Some of the more veteran teachers went straight to Home Depot and bought a huge supply of Miracle Grow and bug spray and sat down together to formulate a plan of success. Let the competition begin, they thought. There was no way this flower wouldn't bloom under their watch; the stakes where too high.
The year began with jest, enthusiasm, hope, and a bit of worry as the teachers tended the plants they put in their windows, but at around Christmas time, when the weather grew cold and the initial excitement of a new school year waned, many educators forgot about their plants and left them by the windows shivering in a coat of ice. They laughed as the new and veteran teachers brought in ultraviolet lights and wrapped the base of the jars in knitted blankets, giving them time on the heater to stay warm. They giggled harder at those who took the flowers home over the break so they would not be forgotten or left unattended.
Months went by in a similar pattern. Flowers began to peek their gifted heads above the stems that protruded the bulbs. Hope filled the air as even the plants that showed little growth had a chance to develop to their full potential by the spring conference deadline.
For those whose bulbs had died in neglected jars, invisible to the eyes of their owners until the week of the conference, there was little care. Reasons filled the air. "It had no potential for life when it was given to me! Did you see how little and shriveled it was when I got it?" said one.
And another, "Well, no matter what I tried to do with my bulb, it just wouldn't grow. I gave up when it bent its stalk over and never perked back up."
"It's not our fault or our responsibility to grow these flowers anyway," was the general consensus of those who had seen from the start, that moment the bulbs first fit in their hands, what they deemed to be failures.
Except for one.
Called to the principal's office for her evaluation, one teacher picked up her jar that enveloped a plant that had not yet flowered, but showed a bit of green at the top. It was clear that her bulb hadn't died, but she worried that according to her principal, it showed little to no progress and therefore was considered a failure—and so was she.
She placed the jar on the table in his office and sat down with a look of defeat. She described how worried she felt when she was first given her plant—it looked so helpless and different from the others. She went on to painstakingly describe her efforts and her worries that her bulb looked more like an acorn than a bulb. She wondered if it would ever bloom. But she hadn't given up and did the best she could while it was under her care.
"Hold it up to the light," the principal told her, "and turn it around. What do you see?"
With the kind of hope and pride that is still instilled in the hearts and minds of many clever educators, she held her jar to the light and began to twirl it around in front of him.
"Do you see all of those white hair-like strands?" he asked with a look of knowing and confidence. "Those are the roots that you have been nourishing throughout this school year. Notice how they seamlessly separate the dirt and wrap healthily around the sides of the jar, entangling themselves with one another.
"That," he said, "is a sign of success, of natural growth and development. This flower has not bloomed yet, but I'm confident that in time it will. It's time to let the flower go, and to grow independently in a larger environment."

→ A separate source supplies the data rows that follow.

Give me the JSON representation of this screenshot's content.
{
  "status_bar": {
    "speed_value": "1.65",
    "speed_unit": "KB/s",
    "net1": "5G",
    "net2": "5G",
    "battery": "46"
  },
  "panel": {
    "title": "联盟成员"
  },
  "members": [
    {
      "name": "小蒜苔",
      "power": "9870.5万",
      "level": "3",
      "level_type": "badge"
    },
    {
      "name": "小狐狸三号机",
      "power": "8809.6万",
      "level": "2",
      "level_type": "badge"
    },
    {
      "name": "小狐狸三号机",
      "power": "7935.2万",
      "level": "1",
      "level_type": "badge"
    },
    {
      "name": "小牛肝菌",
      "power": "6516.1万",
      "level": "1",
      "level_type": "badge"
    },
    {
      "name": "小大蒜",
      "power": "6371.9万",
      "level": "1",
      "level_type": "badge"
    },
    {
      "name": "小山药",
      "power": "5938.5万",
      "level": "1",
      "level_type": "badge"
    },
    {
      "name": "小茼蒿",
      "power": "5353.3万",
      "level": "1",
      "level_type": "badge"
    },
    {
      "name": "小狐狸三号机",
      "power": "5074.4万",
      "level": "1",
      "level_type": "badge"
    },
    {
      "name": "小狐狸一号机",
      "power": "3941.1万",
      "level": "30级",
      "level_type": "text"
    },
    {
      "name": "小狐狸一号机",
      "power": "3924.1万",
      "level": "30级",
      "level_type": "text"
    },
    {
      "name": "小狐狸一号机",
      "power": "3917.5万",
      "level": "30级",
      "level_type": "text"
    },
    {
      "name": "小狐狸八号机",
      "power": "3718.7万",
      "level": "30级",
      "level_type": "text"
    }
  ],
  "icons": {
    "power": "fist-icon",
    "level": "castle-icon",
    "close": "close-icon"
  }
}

That spring she sent the jar home with one of her students whom she trusted to continue to nurture its growth. He planted it in his garden. By summer his family could see the beginnings of what would soon be a grand oak tree.
As you teach this school year, use your plant as a reminder to do everything you can to ensure its success. One day it may develop into something that even you could not have imagined.
Cecily Anderson is an eighth grade English teacher and the English Department chair at Catonsville Middle School in Baltimore, Maryland. E-mail: firstname.lastname@example.org
Originally published in the August 2011 Middle Level iNSIDER.